__Task to carry out__
Having read the material, return every line of it exactly.

__Records to process__
◆ ◆ ◆ ◆
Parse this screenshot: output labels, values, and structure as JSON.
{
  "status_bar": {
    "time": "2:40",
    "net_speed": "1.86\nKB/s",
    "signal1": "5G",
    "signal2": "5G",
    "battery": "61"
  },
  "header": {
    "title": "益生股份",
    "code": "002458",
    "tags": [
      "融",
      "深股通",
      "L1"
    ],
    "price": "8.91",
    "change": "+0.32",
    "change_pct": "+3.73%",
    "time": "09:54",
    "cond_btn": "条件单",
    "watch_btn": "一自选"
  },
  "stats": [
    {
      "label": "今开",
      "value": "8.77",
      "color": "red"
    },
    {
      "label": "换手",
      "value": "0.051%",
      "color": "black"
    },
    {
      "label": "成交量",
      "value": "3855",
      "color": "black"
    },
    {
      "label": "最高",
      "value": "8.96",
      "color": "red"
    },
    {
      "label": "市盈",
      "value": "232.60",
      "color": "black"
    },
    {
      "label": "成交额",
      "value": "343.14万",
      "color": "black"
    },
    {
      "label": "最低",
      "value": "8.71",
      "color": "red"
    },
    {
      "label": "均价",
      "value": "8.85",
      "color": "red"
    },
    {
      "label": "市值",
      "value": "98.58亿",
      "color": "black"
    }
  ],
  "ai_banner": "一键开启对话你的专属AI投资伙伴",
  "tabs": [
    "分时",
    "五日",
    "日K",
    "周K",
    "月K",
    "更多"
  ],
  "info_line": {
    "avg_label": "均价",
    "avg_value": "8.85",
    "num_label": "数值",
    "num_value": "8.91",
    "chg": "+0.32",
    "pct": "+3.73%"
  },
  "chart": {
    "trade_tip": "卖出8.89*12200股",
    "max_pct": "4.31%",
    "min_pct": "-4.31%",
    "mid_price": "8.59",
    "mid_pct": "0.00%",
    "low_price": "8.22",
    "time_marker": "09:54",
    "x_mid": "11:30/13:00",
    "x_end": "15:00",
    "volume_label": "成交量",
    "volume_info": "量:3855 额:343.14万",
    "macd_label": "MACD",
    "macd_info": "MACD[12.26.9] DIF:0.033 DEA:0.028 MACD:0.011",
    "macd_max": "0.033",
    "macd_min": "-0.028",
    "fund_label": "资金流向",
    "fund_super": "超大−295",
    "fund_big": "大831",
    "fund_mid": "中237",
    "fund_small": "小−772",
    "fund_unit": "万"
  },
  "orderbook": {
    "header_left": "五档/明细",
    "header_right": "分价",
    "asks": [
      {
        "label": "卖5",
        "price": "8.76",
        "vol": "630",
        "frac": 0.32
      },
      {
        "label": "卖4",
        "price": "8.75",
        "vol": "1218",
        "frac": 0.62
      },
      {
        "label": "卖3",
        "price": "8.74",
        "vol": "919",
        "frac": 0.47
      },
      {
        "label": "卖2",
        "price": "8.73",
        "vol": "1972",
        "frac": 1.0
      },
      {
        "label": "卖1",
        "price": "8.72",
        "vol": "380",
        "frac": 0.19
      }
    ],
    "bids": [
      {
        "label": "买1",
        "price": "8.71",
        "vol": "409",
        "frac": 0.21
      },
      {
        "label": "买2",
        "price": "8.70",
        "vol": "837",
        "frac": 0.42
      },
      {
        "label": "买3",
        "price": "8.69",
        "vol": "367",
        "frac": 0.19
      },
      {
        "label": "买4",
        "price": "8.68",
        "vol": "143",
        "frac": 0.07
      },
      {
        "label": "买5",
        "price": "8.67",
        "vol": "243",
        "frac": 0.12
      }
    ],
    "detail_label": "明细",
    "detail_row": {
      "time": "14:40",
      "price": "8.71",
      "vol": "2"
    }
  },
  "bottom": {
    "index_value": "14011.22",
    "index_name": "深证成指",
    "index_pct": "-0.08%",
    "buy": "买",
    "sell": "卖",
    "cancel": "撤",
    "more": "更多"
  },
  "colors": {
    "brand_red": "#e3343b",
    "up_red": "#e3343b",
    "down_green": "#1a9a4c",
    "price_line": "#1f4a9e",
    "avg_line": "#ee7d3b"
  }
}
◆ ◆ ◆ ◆
__Output below__
Parse this screenshot: output labels, values, and structure as JSON.
{
  "status_bar": {
    "time": "2:40",
    "net_speed": "1.86\nKB/s",
    "signal1": "5G",
    "signal2": "5G",
    "battery": "61"
  },
  "header": {
    "title": "益生股份",
    "code": "002458",
    "tags": [
      "融",
      "深股通",
      "L1"
    ],
    "price": "8.91",
    "change": "+0.32",
    "change_pct": "+3.73%",
    "time": "09:54",
    "cond_btn": "条件单",
    "watch_btn": "一自选"
  },
  "stats": [
    {
      "label": "今开",
      "value": "8.77",
      "color": "red"
    },
    {
      "label": "换手",
      "value": "0.051%",
      "color": "black"
    },
    {
      "label": "成交量",
      "value": "3855",
      "color": "black"
    },
    {
      "label": "最高",
      "value": "8.96",
      "color": "red"
    },
    {
      "label": "市盈",
      "value": "232.60",
      "color": "black"
    },
    {
      "label": "成交额",
      "value": "343.14万",
      "color": "black"
    },
    {
      "label": "最低",
      "value": "8.71",
      "color": "red"
    },
    {
      "label": "均价",
      "value": "8.85",
      "color": "red"
    },
    {
      "label": "市值",
      "value": "98.58亿",
      "color": "black"
    }
  ],
  "ai_banner": "一键开启对话你的专属AI投资伙伴",
  "tabs": [
    "分时",
    "五日",
    "日K",
    "周K",
    "月K",
    "更多"
  ],
  "info_line": {
    "avg_label": "均价",
    "avg_value": "8.85",
    "num_label": "数值",
    "num_value": "8.91",
    "chg": "+0.32",
    "pct": "+3.73%"
  },
  "chart": {
    "trade_tip": "卖出8.89*12200股",
    "max_pct": "4.31%",
    "min_pct": "-4.31%",
    "mid_price": "8.59",
    "mid_pct": "0.00%",
    "low_price": "8.22",
    "time_marker": "09:54",
    "x_mid": "11:30/13:00",
    "x_end": "15:00",
    "volume_label": "成交量",
    "volume_info": "量:3855 额:343.14万",
    "macd_label": "MACD",
    "macd_info": "MACD[12.26.9] DIF:0.033 DEA:0.028 MACD:0.011",
    "macd_max": "0.033",
    "macd_min": "-0.028",
    "fund_label": "资金流向",
    "fund_super": "超大−295",
    "fund_big": "大831",
    "fund_mid": "中237",
    "fund_small": "小−772",
    "fund_unit": "万"
  },
  "orderbook": {
    "header_left": "五档/明细",
    "header_right": "分价",
    "asks": [
      {
        "label": "卖5",
        "price": "8.76",
        "vol": "630",
        "frac": 0.32
      },
      {
        "label": "卖4",
        "price": "8.75",
        "vol": "1218",
        "frac": 0.62
      },
      {
        "label": "卖3",
        "price": "8.74",
        "vol": "919",
        "frac": 0.47
      },
      {
        "label": "卖2",
        "price": "8.73",
        "vol": "1972",
        "frac": 1.0
      },
      {
        "label": "卖1",
        "price": "8.72",
        "vol": "380",
        "frac": 0.19
      }
    ],
    "bids": [
      {
        "label": "买1",
        "price": "8.71",
        "vol": "409",
        "frac": 0.21
      },
      {
        "label": "买2",
        "price": "8.70",
        "vol": "837",
        "frac": 0.42
      },
      {
        "label": "买3",
        "price": "8.69",
        "vol": "367",
        "frac": 0.19
      },
      {
        "label": "买4",
        "price": "8.68",
        "vol": "143",
        "frac": 0.07
      },
      {
        "label": "买5",
        "price": "8.67",
        "vol": "243",
        "frac": 0.12
      }
    ],
    "detail_label": "明细",
    "detail_row": {
      "time": "14:40",
      "price": "8.71",
      "vol": "2"
    }
  },
  "bottom": {
    "index_value": "14011.22",
    "index_name": "深证成指",
    "index_pct": "-0.08%",
    "buy": "买",
    "sell": "卖",
    "cancel": "撤",
    "more": "更多"
  },
  "colors": {
    "brand_red": "#e3343b",
    "up_red": "#e3343b",
    "down_green": "#1a9a4c",
    "price_line": "#1f4a9e",
    "avg_line": "#ee7d3b"
  }
}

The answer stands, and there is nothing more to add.